§ WHAT YOU SHOULD DO:
What follows is a set of records; copy all of it exactly.

§ DATA EXTRACT:

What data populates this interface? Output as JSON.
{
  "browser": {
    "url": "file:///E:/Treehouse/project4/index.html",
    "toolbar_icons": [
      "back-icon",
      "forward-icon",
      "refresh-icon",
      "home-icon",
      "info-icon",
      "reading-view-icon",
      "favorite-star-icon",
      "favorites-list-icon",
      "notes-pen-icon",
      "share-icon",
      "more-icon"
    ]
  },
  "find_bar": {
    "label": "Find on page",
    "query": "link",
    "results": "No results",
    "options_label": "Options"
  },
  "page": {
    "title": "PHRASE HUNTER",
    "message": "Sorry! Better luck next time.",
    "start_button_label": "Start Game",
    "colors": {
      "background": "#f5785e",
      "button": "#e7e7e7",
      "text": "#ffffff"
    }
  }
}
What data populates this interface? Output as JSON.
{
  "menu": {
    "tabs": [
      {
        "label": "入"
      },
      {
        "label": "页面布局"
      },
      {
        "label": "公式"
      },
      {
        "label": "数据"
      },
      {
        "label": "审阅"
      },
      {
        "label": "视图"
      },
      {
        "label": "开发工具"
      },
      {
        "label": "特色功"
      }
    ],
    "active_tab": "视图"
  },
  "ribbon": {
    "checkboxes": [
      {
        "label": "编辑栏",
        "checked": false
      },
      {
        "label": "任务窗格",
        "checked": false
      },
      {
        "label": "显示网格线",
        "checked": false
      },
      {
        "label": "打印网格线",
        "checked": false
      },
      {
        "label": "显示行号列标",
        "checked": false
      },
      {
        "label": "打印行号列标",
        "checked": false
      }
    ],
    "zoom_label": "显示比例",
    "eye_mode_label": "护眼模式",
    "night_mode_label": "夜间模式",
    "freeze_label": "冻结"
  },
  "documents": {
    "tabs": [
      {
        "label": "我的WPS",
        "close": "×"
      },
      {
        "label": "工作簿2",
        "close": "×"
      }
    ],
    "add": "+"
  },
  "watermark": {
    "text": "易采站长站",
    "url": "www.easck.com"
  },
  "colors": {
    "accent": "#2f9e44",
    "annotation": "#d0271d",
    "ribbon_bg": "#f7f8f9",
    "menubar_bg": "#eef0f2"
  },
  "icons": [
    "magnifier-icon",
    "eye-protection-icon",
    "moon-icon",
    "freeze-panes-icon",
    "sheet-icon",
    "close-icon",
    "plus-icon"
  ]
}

§ TASK ANSWER:
What data populates this interface? Output as JSON.
{
  "browser": {
    "url": "file:///E:/Treehouse/project4/index.html",
    "toolbar_icons": [
      "back-icon",
      "forward-icon",
      "refresh-icon",
      "home-icon",
      "info-icon",
      "reading-view-icon",
      "favorite-star-icon",
      "favorites-list-icon",
      "notes-pen-icon",
      "share-icon",
      "more-icon"
    ]
  },
  "find_bar": {
    "label": "Find on page",
    "query": "link",
    "results": "No results",
    "options_label": "Options"
  },
  "page": {
    "title": "PHRASE HUNTER",
    "message": "Sorry! Better luck next time.",
    "start_button_label": "Start Game",
    "colors": {
      "background": "#f5785e",
      "button": "#e7e7e7",
      "text": "#ffffff"
    }
  }
}
What data populates this interface? Output as JSON.
{
  "menu": {
    "tabs": [
      {
        "label": "入"
      },
      {
        "label": "页面布局"
      },
      {
        "label": "公式"
      },
      {
        "label": "数据"
      },
      {
        "label": "审阅"
      },
      {
        "label": "视图"
      },
      {
        "label": "开发工具"
      },
      {
        "label": "特色功"
      }
    ],
    "active_tab": "视图"
  },
  "ribbon": {
    "checkboxes": [
      {
        "label": "编辑栏",
        "checked": false
      },
      {
        "label": "任务窗格",
        "checked": false
      },
      {
        "label": "显示网格线",
        "checked": false
      },
      {
        "label": "打印网格线",
        "checked": false
      },
      {
        "label": "显示行号列标",
        "checked": false
      },
      {
        "label": "打印行号列标",
        "checked": false
      }
    ],
    "zoom_label": "显示比例",
    "eye_mode_label": "护眼模式",
    "night_mode_label": "夜间模式",
    "freeze_label": "冻结"
  },
  "documents": {
    "tabs": [
      {
        "label": "我的WPS",
        "close": "×"
      },
      {
        "label": "工作簿2",
        "close": "×"
      }
    ],
    "add": "+"
  },
  "watermark": {
    "text": "易采站长站",
    "url": "www.easck.com"
  },
  "colors": {
    "accent": "#2f9e44",
    "annotation": "#d0271d",
    "ribbon_bg": "#f7f8f9",
    "menubar_bg": "#eef0f2"
  },
  "icons": [
    "magnifier-icon",
    "eye-protection-icon",
    "moon-icon",
    "freeze-panes-icon",
    "sheet-icon",
    "close-icon",
    "plus-icon"
  ]
}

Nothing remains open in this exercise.